- _EXERCISE REQUIREMENTS_
Which lines in the records below contain the word "image"? Copy each one out.

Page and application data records
—————

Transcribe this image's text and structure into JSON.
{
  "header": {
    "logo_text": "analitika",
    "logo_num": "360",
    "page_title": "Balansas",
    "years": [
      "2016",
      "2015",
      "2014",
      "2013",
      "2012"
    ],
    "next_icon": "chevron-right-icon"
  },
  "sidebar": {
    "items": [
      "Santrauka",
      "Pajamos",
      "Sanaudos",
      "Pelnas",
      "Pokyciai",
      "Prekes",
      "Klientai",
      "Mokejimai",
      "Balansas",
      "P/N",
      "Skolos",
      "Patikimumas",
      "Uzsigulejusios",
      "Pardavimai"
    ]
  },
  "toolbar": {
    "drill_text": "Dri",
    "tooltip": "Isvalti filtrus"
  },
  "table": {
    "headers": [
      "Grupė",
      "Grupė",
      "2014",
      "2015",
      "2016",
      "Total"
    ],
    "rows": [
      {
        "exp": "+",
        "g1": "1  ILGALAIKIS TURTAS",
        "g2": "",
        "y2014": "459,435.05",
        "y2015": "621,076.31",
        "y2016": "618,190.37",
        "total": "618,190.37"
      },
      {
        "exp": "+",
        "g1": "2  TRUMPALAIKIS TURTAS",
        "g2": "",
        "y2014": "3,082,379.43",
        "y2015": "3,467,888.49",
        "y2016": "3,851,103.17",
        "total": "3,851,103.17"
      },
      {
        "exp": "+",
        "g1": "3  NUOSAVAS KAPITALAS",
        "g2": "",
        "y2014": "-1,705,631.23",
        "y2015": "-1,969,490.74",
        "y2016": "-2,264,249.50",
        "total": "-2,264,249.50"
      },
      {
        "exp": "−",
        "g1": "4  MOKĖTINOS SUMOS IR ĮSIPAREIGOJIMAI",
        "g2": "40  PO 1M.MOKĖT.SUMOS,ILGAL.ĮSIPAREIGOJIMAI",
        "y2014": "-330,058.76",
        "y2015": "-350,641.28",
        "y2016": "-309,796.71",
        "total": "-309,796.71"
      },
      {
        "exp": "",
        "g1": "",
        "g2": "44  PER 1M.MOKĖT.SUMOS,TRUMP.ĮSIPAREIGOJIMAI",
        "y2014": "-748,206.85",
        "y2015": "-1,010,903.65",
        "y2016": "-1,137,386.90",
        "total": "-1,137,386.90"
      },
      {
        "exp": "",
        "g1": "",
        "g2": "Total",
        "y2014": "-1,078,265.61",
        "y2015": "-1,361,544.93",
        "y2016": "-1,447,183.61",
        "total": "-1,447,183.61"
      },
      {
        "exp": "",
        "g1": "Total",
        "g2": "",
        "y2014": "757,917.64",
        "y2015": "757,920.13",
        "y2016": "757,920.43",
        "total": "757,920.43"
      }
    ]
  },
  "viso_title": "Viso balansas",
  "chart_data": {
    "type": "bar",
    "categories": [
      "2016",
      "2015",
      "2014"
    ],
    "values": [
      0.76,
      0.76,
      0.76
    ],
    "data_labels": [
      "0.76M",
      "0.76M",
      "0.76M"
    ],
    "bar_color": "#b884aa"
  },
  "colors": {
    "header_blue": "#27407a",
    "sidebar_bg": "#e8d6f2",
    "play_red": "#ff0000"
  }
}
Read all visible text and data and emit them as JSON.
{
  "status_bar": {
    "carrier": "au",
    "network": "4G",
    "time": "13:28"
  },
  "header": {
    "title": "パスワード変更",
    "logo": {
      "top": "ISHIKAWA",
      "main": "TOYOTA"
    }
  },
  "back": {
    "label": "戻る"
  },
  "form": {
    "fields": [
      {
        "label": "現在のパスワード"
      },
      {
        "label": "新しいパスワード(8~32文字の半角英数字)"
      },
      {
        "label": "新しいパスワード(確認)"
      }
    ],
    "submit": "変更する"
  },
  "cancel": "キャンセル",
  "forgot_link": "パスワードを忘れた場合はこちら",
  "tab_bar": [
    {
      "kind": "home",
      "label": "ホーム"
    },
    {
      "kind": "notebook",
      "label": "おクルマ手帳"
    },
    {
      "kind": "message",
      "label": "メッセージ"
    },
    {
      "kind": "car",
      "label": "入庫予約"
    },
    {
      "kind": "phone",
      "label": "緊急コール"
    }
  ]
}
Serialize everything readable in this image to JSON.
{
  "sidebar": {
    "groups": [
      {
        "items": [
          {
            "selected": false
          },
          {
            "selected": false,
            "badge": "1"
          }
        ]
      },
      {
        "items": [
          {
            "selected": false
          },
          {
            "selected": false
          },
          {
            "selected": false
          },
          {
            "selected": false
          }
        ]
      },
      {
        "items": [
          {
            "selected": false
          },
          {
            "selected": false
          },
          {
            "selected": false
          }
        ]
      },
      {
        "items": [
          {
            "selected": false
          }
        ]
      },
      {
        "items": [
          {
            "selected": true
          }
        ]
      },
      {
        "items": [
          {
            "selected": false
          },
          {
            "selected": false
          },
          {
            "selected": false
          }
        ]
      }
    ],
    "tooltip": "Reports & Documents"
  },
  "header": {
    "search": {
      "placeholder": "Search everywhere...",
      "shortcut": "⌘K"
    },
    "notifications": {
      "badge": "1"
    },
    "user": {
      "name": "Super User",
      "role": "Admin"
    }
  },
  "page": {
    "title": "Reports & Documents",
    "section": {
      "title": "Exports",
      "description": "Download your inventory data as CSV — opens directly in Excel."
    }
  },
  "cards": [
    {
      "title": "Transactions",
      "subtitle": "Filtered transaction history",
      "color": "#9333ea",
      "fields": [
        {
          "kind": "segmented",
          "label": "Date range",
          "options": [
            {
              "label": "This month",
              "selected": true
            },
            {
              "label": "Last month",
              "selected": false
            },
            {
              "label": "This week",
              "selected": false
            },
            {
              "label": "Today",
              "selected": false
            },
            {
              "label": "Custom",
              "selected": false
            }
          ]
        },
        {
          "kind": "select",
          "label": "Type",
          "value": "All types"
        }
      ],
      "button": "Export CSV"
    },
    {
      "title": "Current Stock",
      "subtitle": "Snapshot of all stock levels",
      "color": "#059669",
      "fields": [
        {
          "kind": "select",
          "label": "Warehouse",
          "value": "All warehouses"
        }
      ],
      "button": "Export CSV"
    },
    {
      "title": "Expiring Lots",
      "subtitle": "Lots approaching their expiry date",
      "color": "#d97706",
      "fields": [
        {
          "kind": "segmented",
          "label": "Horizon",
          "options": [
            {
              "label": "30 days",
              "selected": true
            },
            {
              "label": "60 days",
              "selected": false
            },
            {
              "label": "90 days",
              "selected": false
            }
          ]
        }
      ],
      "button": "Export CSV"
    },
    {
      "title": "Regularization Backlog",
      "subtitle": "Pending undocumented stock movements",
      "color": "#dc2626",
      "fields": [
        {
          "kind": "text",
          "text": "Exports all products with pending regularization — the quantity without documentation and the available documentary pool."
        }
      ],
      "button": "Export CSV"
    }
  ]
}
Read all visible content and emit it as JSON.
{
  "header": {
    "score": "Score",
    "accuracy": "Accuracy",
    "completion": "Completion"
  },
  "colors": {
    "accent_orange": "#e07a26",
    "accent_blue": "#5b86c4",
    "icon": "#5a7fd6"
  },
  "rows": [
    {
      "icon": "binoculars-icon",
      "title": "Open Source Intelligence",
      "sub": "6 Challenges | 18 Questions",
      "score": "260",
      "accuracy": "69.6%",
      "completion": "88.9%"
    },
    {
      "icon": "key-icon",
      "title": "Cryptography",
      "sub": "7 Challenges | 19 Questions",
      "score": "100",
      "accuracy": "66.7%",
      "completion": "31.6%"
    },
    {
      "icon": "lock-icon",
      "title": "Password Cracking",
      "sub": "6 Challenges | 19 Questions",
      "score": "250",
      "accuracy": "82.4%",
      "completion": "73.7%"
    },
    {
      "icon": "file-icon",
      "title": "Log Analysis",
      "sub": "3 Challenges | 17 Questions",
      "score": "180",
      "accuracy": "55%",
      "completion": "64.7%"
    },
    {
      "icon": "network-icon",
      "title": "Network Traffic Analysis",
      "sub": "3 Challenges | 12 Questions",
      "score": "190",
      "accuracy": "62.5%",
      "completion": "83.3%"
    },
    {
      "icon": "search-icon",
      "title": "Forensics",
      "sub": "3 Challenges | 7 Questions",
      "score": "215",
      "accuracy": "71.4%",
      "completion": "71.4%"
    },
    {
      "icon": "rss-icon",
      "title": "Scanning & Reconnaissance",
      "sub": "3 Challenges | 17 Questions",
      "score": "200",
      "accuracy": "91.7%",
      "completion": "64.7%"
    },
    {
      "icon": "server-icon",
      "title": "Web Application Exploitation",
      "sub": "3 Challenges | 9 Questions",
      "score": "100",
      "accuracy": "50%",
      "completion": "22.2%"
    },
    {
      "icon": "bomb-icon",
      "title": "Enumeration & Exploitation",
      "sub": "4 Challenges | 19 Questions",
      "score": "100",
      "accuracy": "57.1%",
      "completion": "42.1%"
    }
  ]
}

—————

- _TASK ANSWER_
Transcribe this image's text and structure into JSON.
Serialize everything readable in this image to JSON.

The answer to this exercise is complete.